Of course, it’s also an unsurprising result. When politics meet economics, outcomes frequently favor profit, not protection. And a CITES listing is hardly a one-stop shop for conservation success. While CITES members agree to be bound by its trade restrictions, their national governments may not ratify all listings, or may not exact sufficiently harsh punishments to stop trade. Indeed, trade in endangered species is notoriously hard to control: on-the-ground enforcement (which, in some cases, requires constant monitoring by armed guards) is expensive, and smugglers can slip through even the most zealously guarded borders.
Some economists argue that listing drives the price of the forbidden goods up, making poachers more likely to take risks and increasing the threat to a species. To combat this effect, some suggest farming endangered species to meet the market’s demand. Sale revenues can even be used to pay for enforcement of trade bans and protection of wild populations.
While these “supply-side policies” seem sound in principle, in practice they fail with distressing frequency. It’s technically challenging to raise an endangered species in captivity — many are slow-growing or have finicky dietary requirements — and even harder to make a farming operation commercially viable. Sea turtle farms, for example, often rely on harvesting eggs laid by wild turtles — hardly a sustainable practice — and government subsidies to knock the edge off high operational costs.
Even when farms are producing commercially viable products, it’s hard to imagine why increased supply (and therefore, lower prices) would not just increase demand.
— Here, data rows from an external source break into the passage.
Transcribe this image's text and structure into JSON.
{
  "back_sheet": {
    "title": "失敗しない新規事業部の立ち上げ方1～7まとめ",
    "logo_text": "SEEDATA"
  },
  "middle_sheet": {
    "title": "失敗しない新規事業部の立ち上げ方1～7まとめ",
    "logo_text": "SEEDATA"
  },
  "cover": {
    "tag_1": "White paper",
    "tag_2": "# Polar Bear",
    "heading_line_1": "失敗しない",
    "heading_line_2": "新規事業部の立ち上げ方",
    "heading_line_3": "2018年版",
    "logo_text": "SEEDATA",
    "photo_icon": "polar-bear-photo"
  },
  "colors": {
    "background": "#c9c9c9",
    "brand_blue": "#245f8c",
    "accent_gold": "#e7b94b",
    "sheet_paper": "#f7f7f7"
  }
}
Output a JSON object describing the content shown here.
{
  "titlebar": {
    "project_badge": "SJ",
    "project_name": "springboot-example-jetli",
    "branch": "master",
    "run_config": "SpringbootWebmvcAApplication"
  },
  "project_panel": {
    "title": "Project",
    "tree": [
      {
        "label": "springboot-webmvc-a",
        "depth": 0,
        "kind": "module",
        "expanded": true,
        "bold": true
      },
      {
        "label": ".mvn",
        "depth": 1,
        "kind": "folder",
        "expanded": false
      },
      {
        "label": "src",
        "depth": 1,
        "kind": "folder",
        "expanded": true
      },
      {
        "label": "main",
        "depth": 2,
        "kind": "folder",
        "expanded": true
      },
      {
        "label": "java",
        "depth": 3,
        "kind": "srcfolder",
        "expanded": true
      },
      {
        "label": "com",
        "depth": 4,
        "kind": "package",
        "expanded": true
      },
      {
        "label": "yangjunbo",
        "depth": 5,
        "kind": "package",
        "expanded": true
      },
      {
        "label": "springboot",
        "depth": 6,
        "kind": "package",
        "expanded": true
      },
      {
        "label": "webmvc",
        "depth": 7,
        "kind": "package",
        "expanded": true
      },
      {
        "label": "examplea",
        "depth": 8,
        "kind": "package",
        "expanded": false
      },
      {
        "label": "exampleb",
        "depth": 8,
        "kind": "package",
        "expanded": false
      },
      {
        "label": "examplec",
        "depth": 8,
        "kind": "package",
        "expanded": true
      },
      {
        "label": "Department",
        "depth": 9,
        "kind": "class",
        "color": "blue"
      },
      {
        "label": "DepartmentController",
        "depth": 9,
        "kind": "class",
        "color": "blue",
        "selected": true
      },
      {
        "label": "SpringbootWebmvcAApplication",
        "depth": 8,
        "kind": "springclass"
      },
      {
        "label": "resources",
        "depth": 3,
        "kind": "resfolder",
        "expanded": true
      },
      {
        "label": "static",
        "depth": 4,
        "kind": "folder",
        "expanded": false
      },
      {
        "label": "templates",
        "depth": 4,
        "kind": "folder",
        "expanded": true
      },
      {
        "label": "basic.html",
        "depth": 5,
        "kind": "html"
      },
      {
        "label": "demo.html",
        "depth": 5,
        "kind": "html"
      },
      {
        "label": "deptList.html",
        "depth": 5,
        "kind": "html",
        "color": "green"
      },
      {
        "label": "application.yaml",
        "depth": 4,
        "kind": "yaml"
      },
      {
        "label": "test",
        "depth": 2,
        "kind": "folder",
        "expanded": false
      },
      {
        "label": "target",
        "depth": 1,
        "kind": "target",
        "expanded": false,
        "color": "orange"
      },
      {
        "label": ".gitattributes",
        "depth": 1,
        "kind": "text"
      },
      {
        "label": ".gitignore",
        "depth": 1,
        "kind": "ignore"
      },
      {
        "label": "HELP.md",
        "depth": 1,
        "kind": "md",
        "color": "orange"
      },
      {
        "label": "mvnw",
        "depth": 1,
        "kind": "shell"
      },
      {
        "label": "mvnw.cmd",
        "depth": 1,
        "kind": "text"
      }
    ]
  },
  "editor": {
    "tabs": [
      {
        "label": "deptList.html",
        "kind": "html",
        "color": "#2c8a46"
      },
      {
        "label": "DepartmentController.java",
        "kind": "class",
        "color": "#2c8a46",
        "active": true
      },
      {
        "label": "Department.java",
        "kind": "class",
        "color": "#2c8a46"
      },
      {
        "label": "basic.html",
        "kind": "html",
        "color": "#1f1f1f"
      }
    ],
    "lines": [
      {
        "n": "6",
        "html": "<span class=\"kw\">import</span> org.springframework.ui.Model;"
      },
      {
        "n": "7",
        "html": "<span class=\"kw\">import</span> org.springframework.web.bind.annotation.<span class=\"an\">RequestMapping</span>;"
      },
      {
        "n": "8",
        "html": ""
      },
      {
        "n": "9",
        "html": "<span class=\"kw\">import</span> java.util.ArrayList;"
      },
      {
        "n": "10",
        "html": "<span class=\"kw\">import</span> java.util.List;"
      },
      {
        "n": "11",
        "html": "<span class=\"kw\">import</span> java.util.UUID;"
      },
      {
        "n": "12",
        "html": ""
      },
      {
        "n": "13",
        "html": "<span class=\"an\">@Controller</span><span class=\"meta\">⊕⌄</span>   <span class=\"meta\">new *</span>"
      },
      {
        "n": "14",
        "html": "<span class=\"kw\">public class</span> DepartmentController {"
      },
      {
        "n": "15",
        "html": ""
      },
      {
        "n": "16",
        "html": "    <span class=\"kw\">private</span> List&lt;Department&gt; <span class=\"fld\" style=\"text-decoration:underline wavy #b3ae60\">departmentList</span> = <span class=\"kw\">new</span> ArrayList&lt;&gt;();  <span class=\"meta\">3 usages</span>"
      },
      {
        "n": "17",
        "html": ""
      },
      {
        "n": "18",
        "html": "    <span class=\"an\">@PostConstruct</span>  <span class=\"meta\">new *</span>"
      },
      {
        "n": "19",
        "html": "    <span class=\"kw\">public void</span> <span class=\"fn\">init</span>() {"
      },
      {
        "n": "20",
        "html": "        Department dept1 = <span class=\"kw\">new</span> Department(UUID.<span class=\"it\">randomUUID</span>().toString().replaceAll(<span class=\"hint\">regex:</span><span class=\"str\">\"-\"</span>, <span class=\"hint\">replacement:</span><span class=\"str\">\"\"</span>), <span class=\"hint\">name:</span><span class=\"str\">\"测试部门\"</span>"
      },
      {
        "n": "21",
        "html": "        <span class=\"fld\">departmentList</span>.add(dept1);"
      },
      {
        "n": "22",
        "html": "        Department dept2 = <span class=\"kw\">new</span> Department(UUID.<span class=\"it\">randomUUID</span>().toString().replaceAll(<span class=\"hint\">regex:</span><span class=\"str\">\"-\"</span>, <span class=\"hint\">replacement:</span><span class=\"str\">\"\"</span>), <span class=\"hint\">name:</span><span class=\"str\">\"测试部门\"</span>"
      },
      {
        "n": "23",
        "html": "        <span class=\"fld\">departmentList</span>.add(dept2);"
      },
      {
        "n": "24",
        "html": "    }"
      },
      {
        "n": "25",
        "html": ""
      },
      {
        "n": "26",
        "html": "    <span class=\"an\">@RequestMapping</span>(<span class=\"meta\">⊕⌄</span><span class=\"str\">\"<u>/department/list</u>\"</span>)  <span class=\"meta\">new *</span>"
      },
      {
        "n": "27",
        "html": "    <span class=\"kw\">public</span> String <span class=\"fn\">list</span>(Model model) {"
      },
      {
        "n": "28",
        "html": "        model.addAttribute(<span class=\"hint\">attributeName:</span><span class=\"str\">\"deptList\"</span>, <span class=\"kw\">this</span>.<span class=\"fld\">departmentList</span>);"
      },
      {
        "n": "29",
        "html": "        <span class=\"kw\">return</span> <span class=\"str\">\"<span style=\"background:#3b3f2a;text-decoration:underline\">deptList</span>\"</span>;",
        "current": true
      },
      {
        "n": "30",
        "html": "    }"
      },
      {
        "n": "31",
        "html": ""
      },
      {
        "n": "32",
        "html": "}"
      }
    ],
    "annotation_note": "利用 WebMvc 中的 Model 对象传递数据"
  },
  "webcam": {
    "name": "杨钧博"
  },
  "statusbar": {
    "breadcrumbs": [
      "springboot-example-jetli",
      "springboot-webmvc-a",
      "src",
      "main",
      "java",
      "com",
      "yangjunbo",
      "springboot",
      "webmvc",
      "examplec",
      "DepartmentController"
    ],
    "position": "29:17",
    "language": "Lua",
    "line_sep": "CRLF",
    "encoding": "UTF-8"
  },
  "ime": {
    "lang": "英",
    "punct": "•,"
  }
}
How many rhino ranches would we need to glut the market and put poachers out of business? In the meantime, we also make it easier to trade in poached ivory: Once you’ve mixed your wild-caught tusks into a larger market of farm-raised ones, they become almost impossible to identify or track. By contrast, if all trade is forbidden, it’s easy to identify poached items: They’re the only ones out there!
As usual, the actual results are complicated and depend upon microeconomics, the life history of each species, and the amount of cash available for protective measures. In many cases, we’ve come a long way: Shooting an elephant in Africa is no longer every young American man’s fantasy, and we no longer insist on turtle-shell bowls.
However, these cultural changes began by acknowledging that a species was in trouble, and the results of last week’s CITES meeting seem frighteningly like a denial. Of course, countries want to protect their sovereignty and their right to sushi and shark-fin soup. And it’s distressingly easy to bury one’s head in the economic sand and assume there are still plenty of fish in the sea.
But the reality is that our oceans are dying. We may have no better dumping ground for polluting chemicals and bargefuls of trash, and we may not be able to prevent climate change and ocean acidification from fundamentally changing marine life. By contrast, cutting back on our harvest of tuna and sharks seems like a tractable first step.
First, though, we need to impose trade restrictions to lock down international markets. In a few years’ time, when the next CITES meeting is held, the case for listing tuna and sharks will only be stronger. Two-thirds of our planet is ocean: let’s hope we can get two-thirds of our land on board to protect it.
Holly Moeller is a graduate student in the MIT/WHOI Joint Program in Biological Oceanography. She welcomes reader feedback at email@example.com. “Seeing Green” runs on alternate Tuesdays.